November throws the spotlight on the future global food system, with COP27 and The Future of Food Production Summit addressing the urgent need to radically transform the way we produce and consume food.
While all eyes will turn to Egypt as it hosts the UN climate conference from the 6th – 17th this month, the Future of Food Production Summit is the online gathering for companies involved in improving the sustainability, efficiency and resilience of global food supply chains. Starting on the 15th, the three-day virtual event will feature over 75 expert speakers, more than 50 presentations and 20+ hours of content as it explores a variety of mission-critical themes.
One of its keynote speaker sessions will focus on Resilience and Security, presenting an opportunity to explore this complex issue with a range of industry experts as they discuss solutions that will have a positive impact on the planet and increase the efficiency and resilience of our food supply chains.
As we have known for some time, adoption of technology is pivotal to sustainable farming, with technical advancements over the past few years leading to significant growth, particularly in the CEA sector. But without adoption on an international scale, global hunger, already at a critical level, will only worsen and climate goals will become hopelessly unobtainable. UN recently expressed its concern by saying the world’s climate pledges are ‘nowhere near’ meeting the 1.5C goal.
One of the speakers, Light Science Technologies’ Innovation Director John Matcham, wholeheartedly supports the consensus that AgTech is the driving force, but there are major challenges ahead: “We can win this battle, but there are some tough decisions to be taken on every level of humanity . . . as food growers and technologists, we can achieve what is needed, but long term we need the rest of the world on the team. We need as an industry to improve our message and engage with the end user.”
As for ‘the rest of the world’, one country which would benefit from the use of agricultural innovation is India. “India is one of the most vulnerable countries to climate change,” Omnivore managing partner Jinesh Shah told TechCrunch in its article on AgTech last month, which opened with: “To state the (painfully) obvious: The fates of agriculture and climate change are inextricably linked.” As it stands, according to the United States Environment Protection Agency, agriculture is responsible for about a quarter of global greenhouse gas emissions.
“Agriculture represents 20% of India’s GHG emissions, but the sector is also incredibly vulnerable to the impacts of climate change, which may begin to threaten Indian food security in the coming decade,” Shah continued.
Yet recently there have been reports that technical advancements have led to tremendous growth in the Indian agriculture sector – advancements which support sustainable farming and can tackle the climate crisis. Several government initiatives have enabled access to more AgTech funding opportunities across the country.

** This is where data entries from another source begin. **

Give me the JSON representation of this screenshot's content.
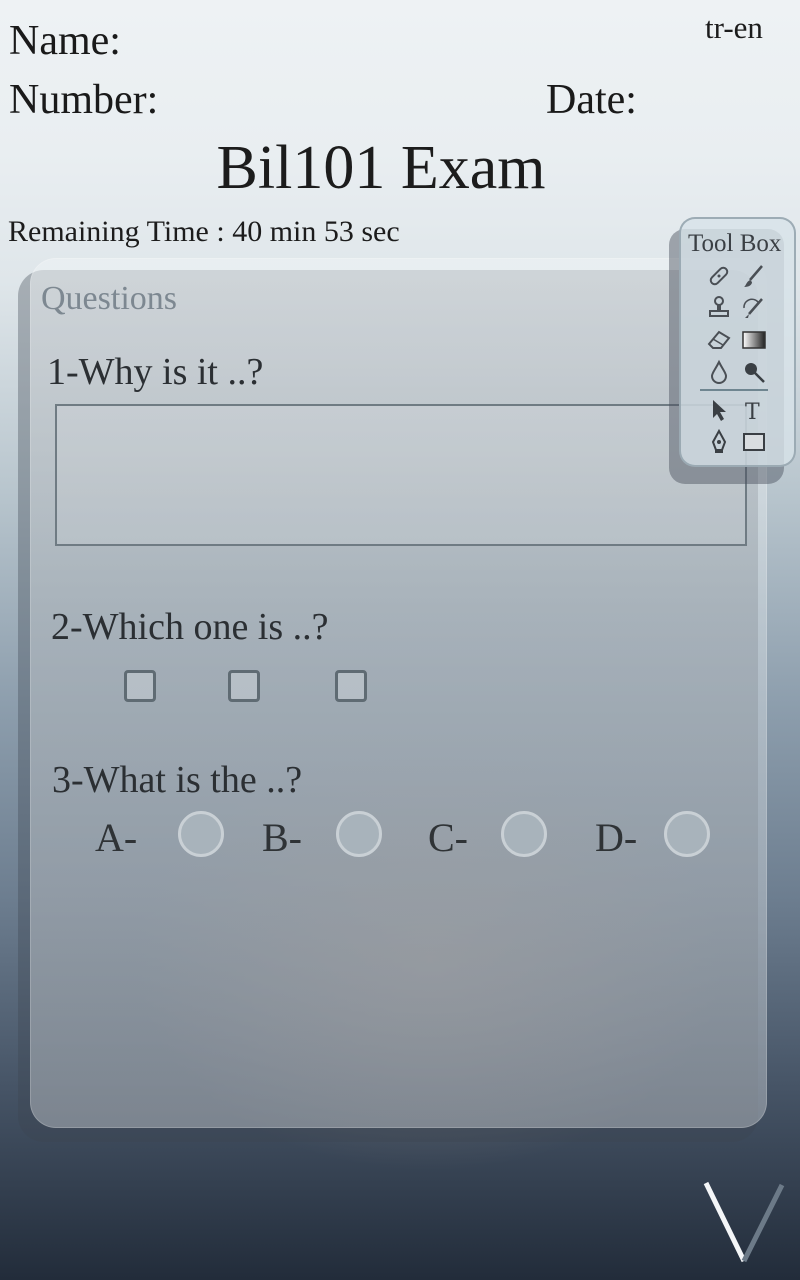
{
  "header": {
    "name_label": "Name:",
    "number_label": "Number:",
    "date_label": "Date:",
    "language_toggle": "tr-en"
  },
  "exam": {
    "title": "Bil101 Exam",
    "remaining_time": "Remaining Time : 40 min 53 sec"
  },
  "questions_panel": {
    "label": "Questions",
    "q1": {
      "text": "1-Why is it ..?",
      "answer_value": ""
    },
    "q2": {
      "text": "2-Which one is ..?",
      "checkbox_count": 3
    },
    "q3": {
      "text": "3-What is the ..?",
      "options": [
        "A-",
        "B-",
        "C-",
        "D-"
      ]
    }
  },
  "toolbox": {
    "title": "Tool Box",
    "tools": [
      "bandage-icon",
      "brush-icon",
      "stamp-icon",
      "history-brush-icon",
      "eraser-icon",
      "gradient-icon",
      "blur-drop-icon",
      "dodge-icon",
      "pointer-icon",
      "text-tool-icon",
      "pen-icon",
      "rectangle-icon"
    ]
  },
  "colors": {
    "text": "#1c1c1c",
    "panel_label": "#7d8891",
    "radio_fill": "#a8b3bb"
  }
}
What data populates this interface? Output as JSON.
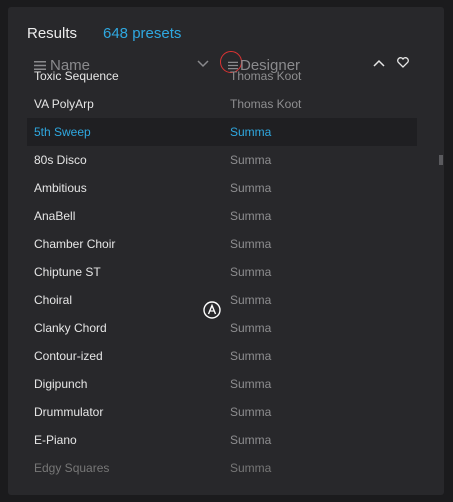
{
  "header": {
    "title": "Results",
    "count": "648 presets"
  },
  "columns": {
    "name_label": "Name",
    "designer_label": "Designer"
  },
  "icons": {
    "name_menu": "menu-icon",
    "designer_menu": "menu-icon",
    "name_sort": "chevron-down-icon",
    "sort_up": "chevron-up-icon",
    "favorites": "heart-icon",
    "cursor": "cursor-icon"
  },
  "colors": {
    "accent": "#2fa8e0",
    "highlight_circle": "#dd3333"
  },
  "rows": [
    {
      "name": "Toxic Sequence",
      "designer": "Thomas Koot"
    },
    {
      "name": "VA PolyArp",
      "designer": "Thomas Koot"
    },
    {
      "name": "5th Sweep",
      "designer": "Summa",
      "selected": true
    },
    {
      "name": "80s Disco",
      "designer": "Summa"
    },
    {
      "name": "Ambitious",
      "designer": "Summa"
    },
    {
      "name": "AnaBell",
      "designer": "Summa"
    },
    {
      "name": "Chamber Choir",
      "designer": "Summa"
    },
    {
      "name": "Chiptune ST",
      "designer": "Summa"
    },
    {
      "name": "Choiral",
      "designer": "Summa"
    },
    {
      "name": "Clanky Chord",
      "designer": "Summa"
    },
    {
      "name": "Contour-ized",
      "designer": "Summa"
    },
    {
      "name": "Digipunch",
      "designer": "Summa"
    },
    {
      "name": "Drummulator",
      "designer": "Summa"
    },
    {
      "name": "E-Piano",
      "designer": "Summa"
    },
    {
      "name": "Edgy Squares",
      "designer": "Summa"
    }
  ]
}
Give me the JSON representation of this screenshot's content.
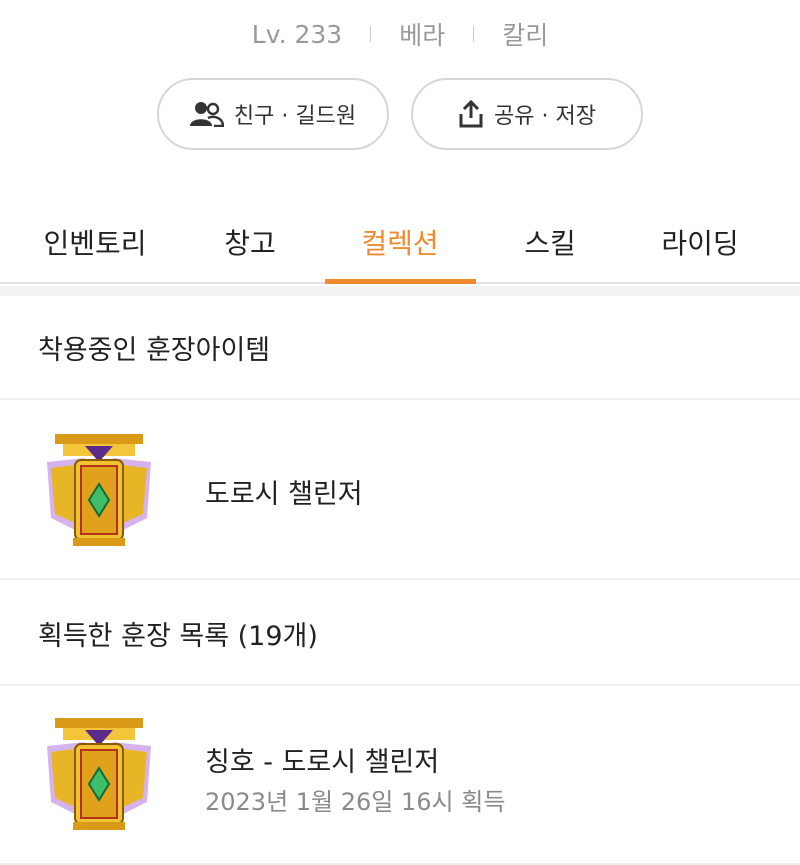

The Indian authorities created a digital agricultural mission for initiatives based mostly on new applied sciences comparable to synthetic intelligence, distant sensing and GIS technology, blockchain, drones, and robotics, amongst others, for the years 2021–2025. In addition, the federal government has developed a spread of schemes and initiatives to encourage the adoption of technology within the agricultural sector so as to obtain sustainable farming strategies. Furthermore, India has roughly 1,300 AgTech start-ups providing a various selection of options, starting from computerised soil maps to tech-powered indoor farms.
This will of course take some time to filter down so that India’s vast population can benefit, but it’s a start and the wheels are starting to turn to forge a new path, one that will address climate change and famine.
Closer to home, AgTech is being championed by more key influencers. At a recent AgTech Ireland roundtable, Minister for Agriculture Charlie McConalogue stated that “AgTech is seeing a real revolution in Ireland” as he outlined the importance of technology.
As the global realisation of just how imperative AgTech is to climate change and our own very existence is starting to gain momentum, the rest of the world simply must come onboard now.